4. Thou shalt love thy QA team

Of course it's true to certain extent the QA teams have a greater density of female species in most organizations than the Dev teams which are mostly filled with nerdy looking male. But that is not my topic of discussion here. The reason I thought it's important to mention is the best friend is who can critic you for free on any mistakes you have done in your lives. Your QA can find your mistakes when you cannot even imagine when they exist and much before some customer of yours gets back to you and makes you sit for the whole night fixing bugs.

5. Thou shalt talk of what you have done

One thing programmers are seen most of the places they are lost in their own little world and not communicating enough to the community at large. Everybody out there is doing his own little thing. The interesting thing in a programming community is to generate a critical level of noise. Posting on forums and maintaining blogs and communicating ideas are means of bringing out the thoughts. This thoughts may add up to a new school of programming. Think of extreme programming can it be a programming concept had it been implemented just within a corporate firewall.

6. Thou shalt not claim yourself as an inventor

One difficult trap that programmers get into is they start comparing themselves into developing novelty in everything they do. Most programming is not research. There are some research elements there but day-by-day they are becoming application of research. That does not mean that a programmer should not be part of a scientific community doing computer science research. The claim here is for day-to-day programmers who tend to think every problem as a research problem and start losing track completely the movement of technology. If you look back today most large companies and sticking on to their old legacy and claiming that they are the best when lots of innovative products have come up by using standard frameworks available.

7. Thou shalt know how much of a task you can deliver

It's very important for a programmer to know and predict how much she can deliver. This should not be an after thought but should be in pre-thought process. Start with estimating based on the problem you think you are trying to solve. Once you estimate reasonably give twice of the estimated time that you can solve the problem in maximally. Once you know that maximum limit in the middle of the project or sometime re-estimate and slowly you will see you will be estimating better. One problem we all programmers feel is we are doing research and involved in inventions. There is some amount of uncertainty in every software process. Most programmers love the uncertainty and but if you make every parameter in a software process uncertain you will have exactly 50% chance of being successful.

8. Thou shalt love pen and paper

In the e-age as programmers tend to type in everything on the computers as they sit and start programming. However, the art of programming is in thinking through the program and not typing it down with lots of mistakes due to cramming on the screen. The best engineering designers spend their time on drawing boards and not on the engineering sites. Software should be a blue print and once the blue print is designed; coding is like building that design on a computer screen.
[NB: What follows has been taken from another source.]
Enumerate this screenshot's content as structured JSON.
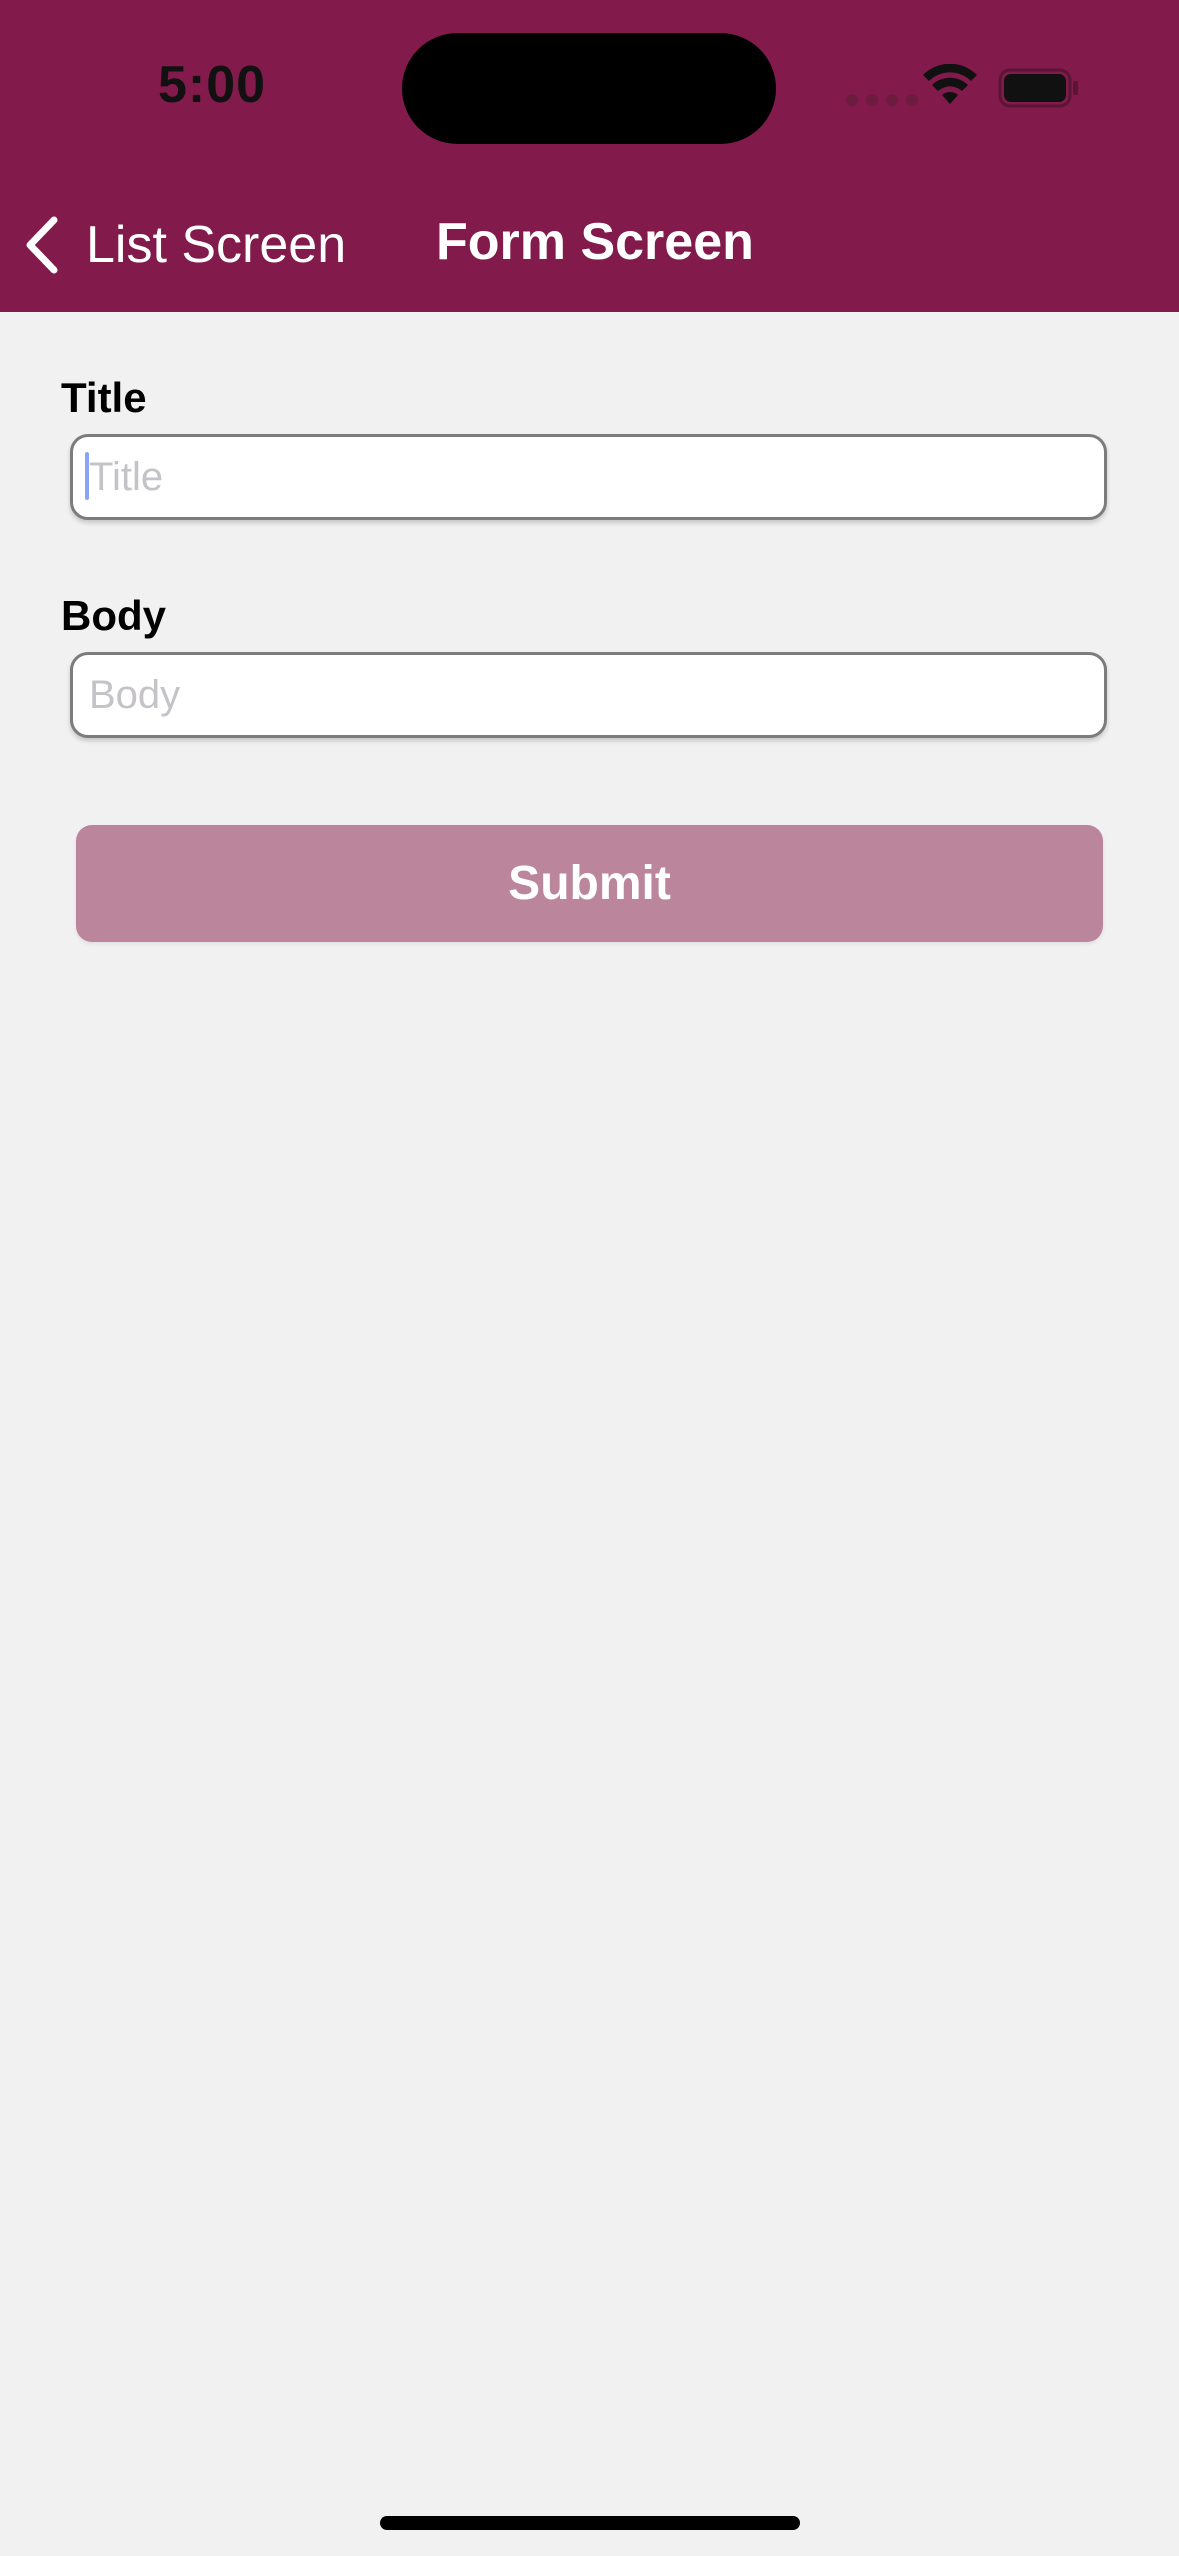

9. Thou shalt add physical activity to life

Most software programmers end up being couch potatoes. Excellent physical activity record and school and once they get into software they tend to like their pizzas, coke and computer too much. This is not beneficial to anybody in the long run. Continuous built up of stress in the fingers and brains gets to significant mental and physical ailments to a person.
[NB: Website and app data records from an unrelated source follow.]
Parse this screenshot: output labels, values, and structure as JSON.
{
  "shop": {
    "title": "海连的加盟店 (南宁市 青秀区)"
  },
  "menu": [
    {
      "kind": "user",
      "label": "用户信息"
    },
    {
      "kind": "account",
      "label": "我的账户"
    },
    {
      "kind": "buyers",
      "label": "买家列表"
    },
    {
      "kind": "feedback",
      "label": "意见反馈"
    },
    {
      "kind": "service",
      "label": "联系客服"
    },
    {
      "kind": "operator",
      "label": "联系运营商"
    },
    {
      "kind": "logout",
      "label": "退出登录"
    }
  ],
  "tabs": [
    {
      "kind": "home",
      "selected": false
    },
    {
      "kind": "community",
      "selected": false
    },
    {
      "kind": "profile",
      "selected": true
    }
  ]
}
10. Thou shalt compete with no one but yourself

In a competitive environment as software is there is always going to be a whizkid who can out perform you in mental capabilities and there is no value add competing with him in the long run. Decide your focus and your aim in life and where you would like your career to move at just do that right. A whizkid will be there let him move with their own sweet pace there is no need to lose your peace on their abilities. Try to improve little by little for yourself and you will definitely see yourself much ahead of what you thought you are capable of.